Why (And How!) to Keep a Writer's Notebook

Wednesday, December 29, 2021
by Leah Claire Kaminski

Open any writer’s notebook and you’ll find a unique ecosystem, populated with lists (of books, birds), quotations, diary entries, overheard dialogue, memories sparked, striking images, sketches, and memorabilia. Some notebooks might even contain actual writing! Ask any writer how they use their notebook, and you’ll get a different answer. Amit Chauduri writes back to front—notes at the back, with the first pages free in case he starts a novel. Carolyn Forché periodically transfers the sparkiest passages from past notebooks into a new one, which becomes dense with poetic possibility.

While they fill them assiduously, many writers don’t use all of what goes into their notebooks.

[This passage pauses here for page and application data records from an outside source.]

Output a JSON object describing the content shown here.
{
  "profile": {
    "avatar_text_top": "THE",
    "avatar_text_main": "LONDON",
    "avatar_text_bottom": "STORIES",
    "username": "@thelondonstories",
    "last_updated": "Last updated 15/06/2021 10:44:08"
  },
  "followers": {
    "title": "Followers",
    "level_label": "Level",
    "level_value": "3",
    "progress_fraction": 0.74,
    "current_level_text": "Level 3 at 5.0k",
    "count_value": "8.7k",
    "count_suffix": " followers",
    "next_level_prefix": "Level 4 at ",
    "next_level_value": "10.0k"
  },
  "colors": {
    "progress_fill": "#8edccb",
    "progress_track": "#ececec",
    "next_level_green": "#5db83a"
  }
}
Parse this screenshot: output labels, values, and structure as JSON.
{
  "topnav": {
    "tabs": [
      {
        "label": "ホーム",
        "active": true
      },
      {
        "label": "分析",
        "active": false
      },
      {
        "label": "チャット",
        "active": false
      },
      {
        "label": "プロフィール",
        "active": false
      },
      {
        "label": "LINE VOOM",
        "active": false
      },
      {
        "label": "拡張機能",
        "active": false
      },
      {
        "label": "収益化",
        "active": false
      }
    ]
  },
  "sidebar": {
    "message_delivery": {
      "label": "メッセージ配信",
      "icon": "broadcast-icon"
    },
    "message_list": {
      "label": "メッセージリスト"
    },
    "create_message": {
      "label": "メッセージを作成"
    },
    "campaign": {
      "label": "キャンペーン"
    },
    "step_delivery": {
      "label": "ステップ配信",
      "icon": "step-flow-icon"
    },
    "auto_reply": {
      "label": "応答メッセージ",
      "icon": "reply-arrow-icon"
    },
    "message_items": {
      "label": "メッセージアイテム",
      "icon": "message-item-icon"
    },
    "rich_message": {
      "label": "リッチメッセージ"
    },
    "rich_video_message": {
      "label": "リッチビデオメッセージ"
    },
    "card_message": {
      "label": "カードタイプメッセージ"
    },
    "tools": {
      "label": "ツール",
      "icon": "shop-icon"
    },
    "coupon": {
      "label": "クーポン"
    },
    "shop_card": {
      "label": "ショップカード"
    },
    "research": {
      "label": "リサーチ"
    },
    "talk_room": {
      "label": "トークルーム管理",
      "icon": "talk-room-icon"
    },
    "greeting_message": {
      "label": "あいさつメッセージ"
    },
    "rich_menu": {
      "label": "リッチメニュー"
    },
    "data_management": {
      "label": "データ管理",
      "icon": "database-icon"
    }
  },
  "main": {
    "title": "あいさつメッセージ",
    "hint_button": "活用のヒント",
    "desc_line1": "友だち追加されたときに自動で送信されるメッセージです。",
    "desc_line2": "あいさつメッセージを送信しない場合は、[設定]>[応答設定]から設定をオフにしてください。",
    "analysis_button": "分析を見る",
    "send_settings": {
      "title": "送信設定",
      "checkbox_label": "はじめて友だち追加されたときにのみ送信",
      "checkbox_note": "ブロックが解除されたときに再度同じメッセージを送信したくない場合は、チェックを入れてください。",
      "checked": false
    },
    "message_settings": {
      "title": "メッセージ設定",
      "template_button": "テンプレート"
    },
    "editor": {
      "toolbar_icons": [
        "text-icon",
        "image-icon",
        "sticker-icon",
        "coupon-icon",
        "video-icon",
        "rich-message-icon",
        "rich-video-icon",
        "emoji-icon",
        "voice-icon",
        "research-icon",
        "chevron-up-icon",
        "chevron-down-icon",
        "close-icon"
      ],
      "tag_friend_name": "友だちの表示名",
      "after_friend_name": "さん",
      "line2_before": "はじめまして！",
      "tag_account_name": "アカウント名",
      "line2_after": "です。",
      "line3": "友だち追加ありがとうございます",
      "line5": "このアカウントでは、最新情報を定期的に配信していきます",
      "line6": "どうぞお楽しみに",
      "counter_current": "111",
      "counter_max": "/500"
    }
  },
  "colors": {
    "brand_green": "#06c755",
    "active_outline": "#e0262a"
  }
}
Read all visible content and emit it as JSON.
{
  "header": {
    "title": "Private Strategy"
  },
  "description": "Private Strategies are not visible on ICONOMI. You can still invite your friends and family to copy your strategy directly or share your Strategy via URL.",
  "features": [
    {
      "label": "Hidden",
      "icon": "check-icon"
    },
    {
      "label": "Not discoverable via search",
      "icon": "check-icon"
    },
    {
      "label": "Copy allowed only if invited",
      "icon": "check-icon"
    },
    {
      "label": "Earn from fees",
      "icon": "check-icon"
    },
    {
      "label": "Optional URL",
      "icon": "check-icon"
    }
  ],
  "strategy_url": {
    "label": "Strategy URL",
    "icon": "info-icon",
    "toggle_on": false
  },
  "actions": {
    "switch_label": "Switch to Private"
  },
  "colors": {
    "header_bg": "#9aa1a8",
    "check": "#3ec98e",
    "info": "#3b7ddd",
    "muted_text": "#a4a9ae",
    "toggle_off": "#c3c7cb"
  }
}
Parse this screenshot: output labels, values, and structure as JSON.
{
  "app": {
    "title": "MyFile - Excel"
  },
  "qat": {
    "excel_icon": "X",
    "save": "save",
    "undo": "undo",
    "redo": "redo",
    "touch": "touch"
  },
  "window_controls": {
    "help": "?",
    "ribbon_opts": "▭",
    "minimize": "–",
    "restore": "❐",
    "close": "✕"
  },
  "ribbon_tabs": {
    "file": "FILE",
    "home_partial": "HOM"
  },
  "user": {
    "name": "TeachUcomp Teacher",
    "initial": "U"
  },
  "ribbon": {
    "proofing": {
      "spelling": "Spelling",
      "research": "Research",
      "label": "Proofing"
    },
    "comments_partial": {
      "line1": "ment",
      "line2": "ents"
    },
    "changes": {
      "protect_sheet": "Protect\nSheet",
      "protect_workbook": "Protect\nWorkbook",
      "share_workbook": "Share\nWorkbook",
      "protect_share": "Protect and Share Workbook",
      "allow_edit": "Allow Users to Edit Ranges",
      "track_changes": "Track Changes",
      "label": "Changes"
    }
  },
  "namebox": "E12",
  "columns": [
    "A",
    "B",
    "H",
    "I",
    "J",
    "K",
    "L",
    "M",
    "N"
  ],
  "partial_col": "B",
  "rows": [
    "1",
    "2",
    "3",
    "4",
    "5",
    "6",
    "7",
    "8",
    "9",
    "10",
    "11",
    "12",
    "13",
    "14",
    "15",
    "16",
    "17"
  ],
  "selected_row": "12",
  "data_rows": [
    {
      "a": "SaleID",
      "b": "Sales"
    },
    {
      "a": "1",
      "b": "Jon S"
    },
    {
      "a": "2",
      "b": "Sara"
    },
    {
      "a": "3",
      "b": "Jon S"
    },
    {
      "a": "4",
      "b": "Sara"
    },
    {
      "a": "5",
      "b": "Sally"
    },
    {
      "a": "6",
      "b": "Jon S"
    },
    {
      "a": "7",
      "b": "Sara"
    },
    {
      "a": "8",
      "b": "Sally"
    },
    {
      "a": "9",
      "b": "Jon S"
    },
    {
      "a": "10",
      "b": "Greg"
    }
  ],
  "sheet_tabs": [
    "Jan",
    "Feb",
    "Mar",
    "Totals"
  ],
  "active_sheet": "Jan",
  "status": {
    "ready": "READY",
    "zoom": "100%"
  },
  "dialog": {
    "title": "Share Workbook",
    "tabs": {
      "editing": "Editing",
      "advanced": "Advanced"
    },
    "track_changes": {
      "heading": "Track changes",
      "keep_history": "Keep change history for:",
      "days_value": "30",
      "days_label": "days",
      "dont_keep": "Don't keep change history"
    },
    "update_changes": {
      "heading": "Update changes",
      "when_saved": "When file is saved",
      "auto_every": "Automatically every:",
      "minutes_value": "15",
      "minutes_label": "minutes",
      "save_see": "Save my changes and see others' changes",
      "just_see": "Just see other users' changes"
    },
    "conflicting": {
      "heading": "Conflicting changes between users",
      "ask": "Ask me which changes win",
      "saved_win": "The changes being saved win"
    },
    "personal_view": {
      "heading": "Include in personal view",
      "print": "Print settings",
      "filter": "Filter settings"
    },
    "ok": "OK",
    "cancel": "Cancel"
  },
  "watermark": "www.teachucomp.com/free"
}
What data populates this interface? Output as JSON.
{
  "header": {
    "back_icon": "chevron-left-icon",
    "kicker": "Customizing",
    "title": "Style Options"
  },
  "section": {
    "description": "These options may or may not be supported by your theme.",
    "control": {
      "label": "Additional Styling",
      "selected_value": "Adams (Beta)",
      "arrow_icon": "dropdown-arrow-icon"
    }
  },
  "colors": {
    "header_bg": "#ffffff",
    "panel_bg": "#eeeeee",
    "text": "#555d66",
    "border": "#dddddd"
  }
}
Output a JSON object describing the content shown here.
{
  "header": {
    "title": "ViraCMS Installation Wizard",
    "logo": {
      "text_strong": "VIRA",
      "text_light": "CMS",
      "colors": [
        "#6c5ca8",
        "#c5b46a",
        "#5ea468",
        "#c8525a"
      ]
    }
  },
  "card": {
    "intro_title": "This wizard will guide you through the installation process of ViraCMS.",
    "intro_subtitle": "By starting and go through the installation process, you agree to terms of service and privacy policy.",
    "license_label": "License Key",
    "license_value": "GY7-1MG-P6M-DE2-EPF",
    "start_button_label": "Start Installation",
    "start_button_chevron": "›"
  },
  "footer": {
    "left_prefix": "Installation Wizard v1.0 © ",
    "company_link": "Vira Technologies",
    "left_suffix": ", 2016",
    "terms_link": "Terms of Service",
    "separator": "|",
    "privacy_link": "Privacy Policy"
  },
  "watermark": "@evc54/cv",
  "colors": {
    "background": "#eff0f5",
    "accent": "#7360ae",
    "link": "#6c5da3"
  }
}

Much of what enters my own notebooks never leaves. Joan Didion, who wrote a whole essay on notebooks, said that her old notes “seem marginal at best.” But the list of famous writers who keep notebooks is nearly as long as the list of famous writers: not just Didion and Forché, but Thomas Hardy, Henry James, John Steinbeck, Mark Twain, and on and on. So they must be on to something.

If not as a record to return to, or fruitful ground bearing the rough drafts of their next masterpiece, why do writers keep notebooks at all?

It’s helpful to think of your notebook not as a curated repository for your undiscardable thoughts but as an integral part of a private process: your mind thinking on paper. Novelist Lawrence Norfolk says of his notebook that while it may not be useful in a utilitarian sense, it’s significant because “work passes through it on the way to becoming something else.”

However you use it, your notebook is the surest portal into yourself as a writer. It’s not a library you must keep organized, but a doorway you must keep open, to keep writing vivid and alive in your life.

Convinced? Good. Here’s a few thoughts to get you started in your habit:

The Format:

Sketch book, Word document, or scratch paper? Lined or unlined? I use apps when I must—typing and recording—but I usually use an unlined, softcover Moleskine. There’s a reason most writers use physical journals. “To me, typing is like work,” Neil Gaiman said, while “writing with a pen is like playing.” More scientifically, handwriting (versus typing) can connect us more deeply to our emotions. Virginia Berninger, a professor at the University of Washington, explains that “when we write a letter of the alphabet…that process of production involves pathways in the brain that go near or through parts that manage emotion.”

The Purpose:

Will you write whenever you feel “inspired”? Or create a more consistent practice? Will it be a notebook for brainstorming/project notes (like an artist’s notebook or scientist’s field book—as DaVinci and Darwin famously kept)? Will it be a place to write? Or a place to write about writing (a la John Steinbeck)? Or a brain dump (a la Julia Cameron) on the way to the “real” work? (Mine is a little of all of these, depending on my mood an project.)

The Process:

Can you journal every day at the same time? Or in the same circumstances every time (those free Saturday afternoons while the kids are napping)? Keep your notebook handy for whenever the mood strikes, but also consider an accompanying ritual to help firm up your habit—as simple as a cup of tea and a particular chair, or as complex as drawing a tarot card or speaking a spell.***


Leah Claire Kaminski holds degrees from UC Irvine and Harvard. For nearly 15 years she’s taught students to read with attention and to write poetry, academic essays, and creative nonfiction. Leah’s poetry and stories are widely published in magazines and anthologies, and in two chapbooks, Root (Milk and Cake Press, 2022), and Peninsular Scar (Dancing Girl Press, 2018). Her collection Live oak nearly on fire has recently been named a finalist for the Laureate Prize from Harbor Editions and the Paul Nemser Prize from Lily Poetry Review. She’s at work on a new collection, Small Continent of Light, and is also at work on a horror novel. Originally from Miami, Leah lived in Boston and Orange County, California before recently relocating to Chicago with her partner, child, and two cats, Bernie and Betsy. She loves writing, and teaching writing, because the page never judges. Visit her website at www.leahkaminski.com.

Leah is also a WOW! Women on Writing instructor. Check out her upcoming workshop, WHY DO I WRITE?: (Re-)Discover Your Drive, starting January 10th!


Renee Roberson said...

Hi Leah--I have a couple of different writing notebooks. I'm a true crime writer/podcaster, so I have one filled with so many notes that would probably horrify a random person if they happened to pick it up. Lists of unsolved murders, missing people grouped in categories, etc. I also have a gratitude journal I try to jot down thoughts in every morning. My 18-year-old daughter adores her variety of leather-bound journals and finds the process of writing fiction in them cathartic. Thanks for sharing all the different ways we can use these treasured notebooks!

Powered by Blogger.
Back to Top